International media has largely ignored Khader Adnan's case, but solidarity around the world is growing.


1.Call and demand the release of Khader Adnan, who has not been charged with any crime but instead is being held under Administrative Detention.
Call the Israeli Embassy in Washington DC (1.202.364.5500) OR your local Embassy (for a list, click here).

Call the office of Jeffrey Feltman, Assistant Secretary of State for Near East Affairs (1.202.647.7209)

Demand that Jeffrey Feltman bring this issue urgently to his counterparts in Israel and raise the question of Khader Adnan’s administrative detention.

2. Organize a protest outside your local Israeli Embassy (for a list, click here).

Post your local actions to the Khader Adnan facebook page here:

Help us spread the word with social media after you take action.
Download this photo of Khader Adnan to use for your social media profile pictures and click on the suggested messages below and they will be automatically tweeted.

Tweet Now: Take Action Now for #KhaderAdnan #Palestine #Israel

Tweet Now: I just called my local #Israel Embassy to demand #KhaderAdnan’s release. Join me now! ListofEmbassies:

Tweet Now: Sign Petition to #FreeKhader hunger-striking Palestinian prisoner #palestine #KhaderAdnan

3. Other Actions

To contact the authorities within Israel, see Addameer’s appeal.
Other ideas for actions and a letter-writing template can be found on this action alert from Samidoun (The Palestinian Prisoner Solidarity Network).
See Amnesty International’s report and appeal to action.
Khader Adnan, the father of two daughters and with a third child on the way, is a baker, a Masters student in Economics at Birzeit University, and a political activist. Khader, was arrested on December 17, 2011 by masked soldiers who raided his home in the middle of the night (the village of Arrabe near Jenin in the occupied West Bank). Between the 18th and the 29th of January 2012, he was subjected to almost daily cruel and inhumane interrogations. During interrogations, he was shackled to a crooked chair with his hands tied behind his back in a position that caused him back pain. He said that interrogators threatened him constantly and verbally abused him and his family.

Khader was given a four-month administrative detention order on January 8, 2012. Khader’s interrogation period has ended but he refuses to accept the unjust system of administrative detention [more details], continuing his strike on the principle that such detention is a violation of his rights and identity. Administrative detention, a regular practice of the Israeli occupation, violates the internationally-recognized right to a fair trial. International standards for fair trial must be upheld for all political detainees, including those accused of violence, even under states of emergency.
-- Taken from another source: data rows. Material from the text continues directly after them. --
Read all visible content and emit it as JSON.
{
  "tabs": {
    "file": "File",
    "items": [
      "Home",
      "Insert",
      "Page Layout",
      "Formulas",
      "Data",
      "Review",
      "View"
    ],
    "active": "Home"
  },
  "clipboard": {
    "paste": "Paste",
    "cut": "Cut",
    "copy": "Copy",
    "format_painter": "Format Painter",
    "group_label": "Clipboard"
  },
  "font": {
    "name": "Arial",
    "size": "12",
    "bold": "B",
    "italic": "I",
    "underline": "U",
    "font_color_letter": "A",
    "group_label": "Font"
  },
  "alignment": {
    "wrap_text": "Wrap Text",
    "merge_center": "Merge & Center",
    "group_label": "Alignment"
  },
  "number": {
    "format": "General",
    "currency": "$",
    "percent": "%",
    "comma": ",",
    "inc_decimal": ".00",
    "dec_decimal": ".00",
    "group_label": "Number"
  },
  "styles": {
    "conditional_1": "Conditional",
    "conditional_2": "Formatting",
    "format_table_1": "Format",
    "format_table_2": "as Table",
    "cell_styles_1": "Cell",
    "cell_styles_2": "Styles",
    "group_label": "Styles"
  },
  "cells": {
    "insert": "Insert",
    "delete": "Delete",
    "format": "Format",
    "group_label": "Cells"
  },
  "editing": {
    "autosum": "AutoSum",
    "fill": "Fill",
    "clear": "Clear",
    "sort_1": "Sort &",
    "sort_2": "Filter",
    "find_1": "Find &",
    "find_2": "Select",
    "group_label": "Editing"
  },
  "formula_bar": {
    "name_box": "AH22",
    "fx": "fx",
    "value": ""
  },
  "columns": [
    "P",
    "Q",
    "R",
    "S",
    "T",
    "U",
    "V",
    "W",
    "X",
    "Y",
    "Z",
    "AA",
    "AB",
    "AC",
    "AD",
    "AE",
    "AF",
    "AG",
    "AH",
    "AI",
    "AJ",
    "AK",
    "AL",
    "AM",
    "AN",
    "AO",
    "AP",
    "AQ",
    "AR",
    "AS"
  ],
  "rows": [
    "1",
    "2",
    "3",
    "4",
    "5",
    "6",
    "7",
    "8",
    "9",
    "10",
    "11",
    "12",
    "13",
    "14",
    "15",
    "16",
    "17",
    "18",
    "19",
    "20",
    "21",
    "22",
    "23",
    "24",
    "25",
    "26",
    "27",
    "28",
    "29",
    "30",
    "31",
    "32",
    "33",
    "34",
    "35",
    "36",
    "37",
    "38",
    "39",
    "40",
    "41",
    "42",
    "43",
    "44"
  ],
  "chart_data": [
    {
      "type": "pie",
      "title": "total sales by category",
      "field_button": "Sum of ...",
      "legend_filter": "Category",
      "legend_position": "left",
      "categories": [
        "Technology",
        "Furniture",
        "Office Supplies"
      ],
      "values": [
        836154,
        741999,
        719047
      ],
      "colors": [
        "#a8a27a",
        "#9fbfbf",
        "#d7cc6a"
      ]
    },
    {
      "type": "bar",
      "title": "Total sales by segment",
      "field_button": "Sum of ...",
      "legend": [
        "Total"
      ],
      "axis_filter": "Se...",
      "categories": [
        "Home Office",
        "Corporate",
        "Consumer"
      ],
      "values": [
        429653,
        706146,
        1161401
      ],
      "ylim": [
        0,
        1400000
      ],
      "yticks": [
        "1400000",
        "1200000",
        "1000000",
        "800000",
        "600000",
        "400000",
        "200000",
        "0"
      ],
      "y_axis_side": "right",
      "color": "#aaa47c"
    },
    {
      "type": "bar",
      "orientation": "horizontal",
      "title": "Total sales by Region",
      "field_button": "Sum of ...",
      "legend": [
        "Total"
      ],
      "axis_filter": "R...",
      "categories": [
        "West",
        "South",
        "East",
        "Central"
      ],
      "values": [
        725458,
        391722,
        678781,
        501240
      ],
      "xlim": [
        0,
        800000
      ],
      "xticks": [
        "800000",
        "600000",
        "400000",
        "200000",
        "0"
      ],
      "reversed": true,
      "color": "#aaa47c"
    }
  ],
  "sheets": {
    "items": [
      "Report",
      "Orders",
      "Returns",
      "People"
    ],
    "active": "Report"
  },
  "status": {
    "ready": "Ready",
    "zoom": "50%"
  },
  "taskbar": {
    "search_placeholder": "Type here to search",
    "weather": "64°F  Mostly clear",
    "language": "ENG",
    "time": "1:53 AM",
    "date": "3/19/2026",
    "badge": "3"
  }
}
A military judge reviewed the administrative detention order on February 1, 2012 and is expected to inform lawyers of her decision later on this week.

Meanwhile, Khader’s health is deteriorating rapidly and doctors don’t expect him to be able to survive for much longer.